= PROBLEM =
Answer with the number of lines in the records that contain "Offset" and with nothing else.

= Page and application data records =

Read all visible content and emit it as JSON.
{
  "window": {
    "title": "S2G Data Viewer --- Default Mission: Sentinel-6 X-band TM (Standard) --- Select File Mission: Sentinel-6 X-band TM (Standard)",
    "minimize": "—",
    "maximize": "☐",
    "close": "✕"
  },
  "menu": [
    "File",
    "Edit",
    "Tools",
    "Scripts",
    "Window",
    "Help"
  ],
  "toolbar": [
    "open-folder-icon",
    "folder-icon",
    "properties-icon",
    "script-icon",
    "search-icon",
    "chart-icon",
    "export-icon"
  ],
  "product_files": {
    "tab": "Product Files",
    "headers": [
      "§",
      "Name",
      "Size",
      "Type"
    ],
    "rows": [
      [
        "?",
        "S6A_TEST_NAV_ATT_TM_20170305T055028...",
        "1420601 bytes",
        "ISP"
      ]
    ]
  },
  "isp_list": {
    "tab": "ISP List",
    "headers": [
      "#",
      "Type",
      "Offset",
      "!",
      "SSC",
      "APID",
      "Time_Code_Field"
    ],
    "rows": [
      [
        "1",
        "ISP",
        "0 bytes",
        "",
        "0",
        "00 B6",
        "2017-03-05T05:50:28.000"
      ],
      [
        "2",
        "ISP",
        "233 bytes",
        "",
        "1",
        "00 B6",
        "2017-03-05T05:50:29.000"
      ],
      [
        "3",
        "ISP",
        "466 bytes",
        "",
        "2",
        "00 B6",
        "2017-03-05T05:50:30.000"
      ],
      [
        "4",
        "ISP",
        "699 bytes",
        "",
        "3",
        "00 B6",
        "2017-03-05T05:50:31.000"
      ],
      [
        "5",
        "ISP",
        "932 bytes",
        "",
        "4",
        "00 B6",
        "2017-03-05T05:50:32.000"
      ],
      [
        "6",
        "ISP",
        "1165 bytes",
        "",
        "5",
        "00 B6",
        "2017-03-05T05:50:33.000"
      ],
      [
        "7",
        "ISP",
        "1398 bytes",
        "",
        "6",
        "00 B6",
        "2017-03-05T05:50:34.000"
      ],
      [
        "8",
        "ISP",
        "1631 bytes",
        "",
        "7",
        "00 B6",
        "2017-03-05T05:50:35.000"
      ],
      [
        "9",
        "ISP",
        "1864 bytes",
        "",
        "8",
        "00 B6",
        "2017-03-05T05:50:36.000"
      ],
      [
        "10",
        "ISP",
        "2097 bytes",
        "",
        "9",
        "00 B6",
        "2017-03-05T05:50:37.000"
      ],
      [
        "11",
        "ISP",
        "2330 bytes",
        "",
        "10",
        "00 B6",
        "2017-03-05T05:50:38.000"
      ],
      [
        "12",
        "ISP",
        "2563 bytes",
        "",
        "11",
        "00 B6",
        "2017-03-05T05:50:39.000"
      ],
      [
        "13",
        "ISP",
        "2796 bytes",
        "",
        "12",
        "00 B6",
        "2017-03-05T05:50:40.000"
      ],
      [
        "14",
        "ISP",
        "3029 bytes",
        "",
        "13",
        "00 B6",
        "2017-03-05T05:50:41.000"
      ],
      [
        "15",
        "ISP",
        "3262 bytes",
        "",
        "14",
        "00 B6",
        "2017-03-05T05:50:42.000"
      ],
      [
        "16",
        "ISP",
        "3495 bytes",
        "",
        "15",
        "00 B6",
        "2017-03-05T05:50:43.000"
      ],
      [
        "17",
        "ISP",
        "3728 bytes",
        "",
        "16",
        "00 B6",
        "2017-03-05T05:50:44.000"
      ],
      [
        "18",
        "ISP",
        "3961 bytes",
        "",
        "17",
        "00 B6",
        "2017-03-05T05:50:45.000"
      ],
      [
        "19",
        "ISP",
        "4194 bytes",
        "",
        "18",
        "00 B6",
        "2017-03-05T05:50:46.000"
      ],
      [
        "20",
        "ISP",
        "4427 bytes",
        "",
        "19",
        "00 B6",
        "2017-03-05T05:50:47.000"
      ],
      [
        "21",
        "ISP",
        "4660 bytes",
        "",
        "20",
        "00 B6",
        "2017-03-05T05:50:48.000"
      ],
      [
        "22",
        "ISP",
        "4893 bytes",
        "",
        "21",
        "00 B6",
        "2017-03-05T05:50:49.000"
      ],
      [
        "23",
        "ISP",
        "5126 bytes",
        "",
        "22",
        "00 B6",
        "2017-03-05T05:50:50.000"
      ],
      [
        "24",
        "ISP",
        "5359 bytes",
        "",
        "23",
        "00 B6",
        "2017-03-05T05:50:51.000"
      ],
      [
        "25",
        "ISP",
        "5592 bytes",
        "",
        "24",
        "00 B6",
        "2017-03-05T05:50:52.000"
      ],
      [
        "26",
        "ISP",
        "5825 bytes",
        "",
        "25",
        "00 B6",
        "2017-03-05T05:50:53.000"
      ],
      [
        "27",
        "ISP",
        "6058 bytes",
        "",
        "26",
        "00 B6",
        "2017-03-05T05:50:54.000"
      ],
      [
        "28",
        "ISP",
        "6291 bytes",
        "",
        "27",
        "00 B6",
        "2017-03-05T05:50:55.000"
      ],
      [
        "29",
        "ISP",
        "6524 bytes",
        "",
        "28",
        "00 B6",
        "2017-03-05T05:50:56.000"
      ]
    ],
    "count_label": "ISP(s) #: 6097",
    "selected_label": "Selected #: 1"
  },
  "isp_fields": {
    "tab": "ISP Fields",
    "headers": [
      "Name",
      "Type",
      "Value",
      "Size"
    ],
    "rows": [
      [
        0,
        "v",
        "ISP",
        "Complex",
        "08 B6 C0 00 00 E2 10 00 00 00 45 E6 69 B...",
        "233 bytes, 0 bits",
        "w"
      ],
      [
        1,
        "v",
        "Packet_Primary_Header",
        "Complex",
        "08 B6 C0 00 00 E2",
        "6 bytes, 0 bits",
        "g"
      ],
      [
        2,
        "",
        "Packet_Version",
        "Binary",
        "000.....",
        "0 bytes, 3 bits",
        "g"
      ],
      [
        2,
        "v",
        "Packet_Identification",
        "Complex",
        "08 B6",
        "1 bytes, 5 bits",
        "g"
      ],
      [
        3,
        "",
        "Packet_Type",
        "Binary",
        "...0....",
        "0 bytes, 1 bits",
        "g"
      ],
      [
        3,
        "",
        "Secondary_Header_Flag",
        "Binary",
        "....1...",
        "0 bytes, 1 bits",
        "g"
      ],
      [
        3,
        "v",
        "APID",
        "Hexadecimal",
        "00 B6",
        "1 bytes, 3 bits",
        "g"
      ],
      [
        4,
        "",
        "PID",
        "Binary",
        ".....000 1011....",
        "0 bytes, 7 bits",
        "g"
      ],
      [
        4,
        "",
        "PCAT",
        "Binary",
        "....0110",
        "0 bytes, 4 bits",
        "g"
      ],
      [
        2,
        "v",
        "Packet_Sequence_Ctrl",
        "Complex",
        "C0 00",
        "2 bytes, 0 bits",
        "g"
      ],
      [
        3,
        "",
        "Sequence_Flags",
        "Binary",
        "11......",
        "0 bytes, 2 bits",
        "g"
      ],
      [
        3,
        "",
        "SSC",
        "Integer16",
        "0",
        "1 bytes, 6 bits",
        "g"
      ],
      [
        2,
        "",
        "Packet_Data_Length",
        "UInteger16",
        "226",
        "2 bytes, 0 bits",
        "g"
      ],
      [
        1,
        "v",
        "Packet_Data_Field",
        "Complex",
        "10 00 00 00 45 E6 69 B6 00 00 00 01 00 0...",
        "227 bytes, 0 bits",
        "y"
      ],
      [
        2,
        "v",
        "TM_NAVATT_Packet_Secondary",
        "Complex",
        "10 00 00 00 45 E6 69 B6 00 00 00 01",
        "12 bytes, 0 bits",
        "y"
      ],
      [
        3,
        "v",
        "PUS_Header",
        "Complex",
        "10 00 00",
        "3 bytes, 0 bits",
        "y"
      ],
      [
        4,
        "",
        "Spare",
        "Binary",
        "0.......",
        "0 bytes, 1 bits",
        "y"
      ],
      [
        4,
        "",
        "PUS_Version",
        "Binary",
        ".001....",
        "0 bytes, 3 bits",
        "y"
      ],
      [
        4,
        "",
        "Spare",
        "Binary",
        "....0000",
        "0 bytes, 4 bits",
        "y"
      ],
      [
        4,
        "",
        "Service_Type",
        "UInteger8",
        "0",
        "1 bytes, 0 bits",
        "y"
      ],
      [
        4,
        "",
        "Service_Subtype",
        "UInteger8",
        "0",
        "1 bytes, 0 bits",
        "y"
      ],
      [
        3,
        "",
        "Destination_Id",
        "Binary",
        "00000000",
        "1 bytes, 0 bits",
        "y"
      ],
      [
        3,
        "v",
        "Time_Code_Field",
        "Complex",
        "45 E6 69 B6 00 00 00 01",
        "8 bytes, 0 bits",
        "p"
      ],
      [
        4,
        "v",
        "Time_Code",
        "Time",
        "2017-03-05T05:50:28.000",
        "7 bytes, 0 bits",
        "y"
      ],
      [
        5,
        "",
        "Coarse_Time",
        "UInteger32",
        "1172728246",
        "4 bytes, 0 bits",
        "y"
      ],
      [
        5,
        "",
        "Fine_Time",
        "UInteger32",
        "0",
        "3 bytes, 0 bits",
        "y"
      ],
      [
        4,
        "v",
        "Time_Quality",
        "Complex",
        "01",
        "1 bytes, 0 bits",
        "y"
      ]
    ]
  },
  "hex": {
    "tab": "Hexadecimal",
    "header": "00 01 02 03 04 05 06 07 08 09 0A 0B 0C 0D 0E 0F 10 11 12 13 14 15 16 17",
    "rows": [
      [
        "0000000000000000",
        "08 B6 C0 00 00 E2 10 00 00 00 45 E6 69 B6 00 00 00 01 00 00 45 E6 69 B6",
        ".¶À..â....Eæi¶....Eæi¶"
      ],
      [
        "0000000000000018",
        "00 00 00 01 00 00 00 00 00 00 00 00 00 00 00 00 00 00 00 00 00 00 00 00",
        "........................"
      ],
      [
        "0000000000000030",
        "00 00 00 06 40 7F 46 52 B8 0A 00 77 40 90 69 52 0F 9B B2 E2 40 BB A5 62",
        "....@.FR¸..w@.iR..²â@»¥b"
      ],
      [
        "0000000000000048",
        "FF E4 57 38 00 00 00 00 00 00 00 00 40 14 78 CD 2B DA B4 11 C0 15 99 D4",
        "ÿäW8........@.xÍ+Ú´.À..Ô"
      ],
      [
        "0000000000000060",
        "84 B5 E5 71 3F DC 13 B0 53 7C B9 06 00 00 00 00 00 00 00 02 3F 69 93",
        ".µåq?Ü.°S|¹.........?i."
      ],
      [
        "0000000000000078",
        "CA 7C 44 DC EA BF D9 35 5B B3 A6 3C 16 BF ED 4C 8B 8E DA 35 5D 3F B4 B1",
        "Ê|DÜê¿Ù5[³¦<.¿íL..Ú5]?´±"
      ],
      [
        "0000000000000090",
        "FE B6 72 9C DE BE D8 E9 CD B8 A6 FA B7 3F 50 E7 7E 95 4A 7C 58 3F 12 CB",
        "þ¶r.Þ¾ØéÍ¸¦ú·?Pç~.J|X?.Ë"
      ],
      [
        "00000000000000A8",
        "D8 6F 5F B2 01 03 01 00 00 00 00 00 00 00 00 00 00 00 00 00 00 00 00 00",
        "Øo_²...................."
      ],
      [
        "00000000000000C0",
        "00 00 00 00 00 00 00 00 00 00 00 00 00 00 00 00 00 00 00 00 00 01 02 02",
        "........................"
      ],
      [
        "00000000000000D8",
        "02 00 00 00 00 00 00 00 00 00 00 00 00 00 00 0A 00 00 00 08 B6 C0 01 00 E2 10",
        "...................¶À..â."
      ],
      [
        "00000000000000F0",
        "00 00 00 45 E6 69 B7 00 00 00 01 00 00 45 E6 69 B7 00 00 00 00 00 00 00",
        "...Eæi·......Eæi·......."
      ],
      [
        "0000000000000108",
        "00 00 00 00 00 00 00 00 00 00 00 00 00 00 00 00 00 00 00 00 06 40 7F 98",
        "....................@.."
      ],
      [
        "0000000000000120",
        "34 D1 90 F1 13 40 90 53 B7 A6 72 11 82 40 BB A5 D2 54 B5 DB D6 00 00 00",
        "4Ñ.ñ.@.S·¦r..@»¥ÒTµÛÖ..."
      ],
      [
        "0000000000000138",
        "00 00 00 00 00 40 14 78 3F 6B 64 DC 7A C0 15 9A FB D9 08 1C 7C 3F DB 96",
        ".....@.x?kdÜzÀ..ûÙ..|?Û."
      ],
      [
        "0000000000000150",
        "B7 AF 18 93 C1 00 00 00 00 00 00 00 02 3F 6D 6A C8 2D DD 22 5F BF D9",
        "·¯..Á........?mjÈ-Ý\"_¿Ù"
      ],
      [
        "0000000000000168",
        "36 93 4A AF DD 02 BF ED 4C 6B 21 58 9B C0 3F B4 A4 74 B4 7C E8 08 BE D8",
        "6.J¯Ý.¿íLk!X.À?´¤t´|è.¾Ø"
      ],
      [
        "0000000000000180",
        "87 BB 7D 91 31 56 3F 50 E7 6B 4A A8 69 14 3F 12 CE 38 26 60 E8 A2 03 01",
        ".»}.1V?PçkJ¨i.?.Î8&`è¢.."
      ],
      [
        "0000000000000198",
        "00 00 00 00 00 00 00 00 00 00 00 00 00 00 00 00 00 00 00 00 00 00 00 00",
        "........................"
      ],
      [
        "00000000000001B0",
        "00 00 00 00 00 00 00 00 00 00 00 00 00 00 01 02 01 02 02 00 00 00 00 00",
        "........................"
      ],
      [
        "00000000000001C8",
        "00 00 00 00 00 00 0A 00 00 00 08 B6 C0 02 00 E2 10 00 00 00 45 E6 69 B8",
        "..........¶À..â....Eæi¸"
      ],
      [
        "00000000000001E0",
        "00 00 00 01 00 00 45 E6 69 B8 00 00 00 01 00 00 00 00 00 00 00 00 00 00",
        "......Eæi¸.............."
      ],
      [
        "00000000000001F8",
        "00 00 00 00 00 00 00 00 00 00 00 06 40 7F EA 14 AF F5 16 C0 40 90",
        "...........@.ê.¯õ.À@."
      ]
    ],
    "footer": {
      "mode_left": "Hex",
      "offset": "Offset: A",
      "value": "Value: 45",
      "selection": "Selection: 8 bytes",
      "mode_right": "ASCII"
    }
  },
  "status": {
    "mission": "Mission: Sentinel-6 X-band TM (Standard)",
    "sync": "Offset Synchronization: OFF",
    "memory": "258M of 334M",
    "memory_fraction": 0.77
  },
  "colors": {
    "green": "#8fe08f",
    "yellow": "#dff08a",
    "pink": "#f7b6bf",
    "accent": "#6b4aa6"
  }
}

= EXERCISE SOLUTION =
3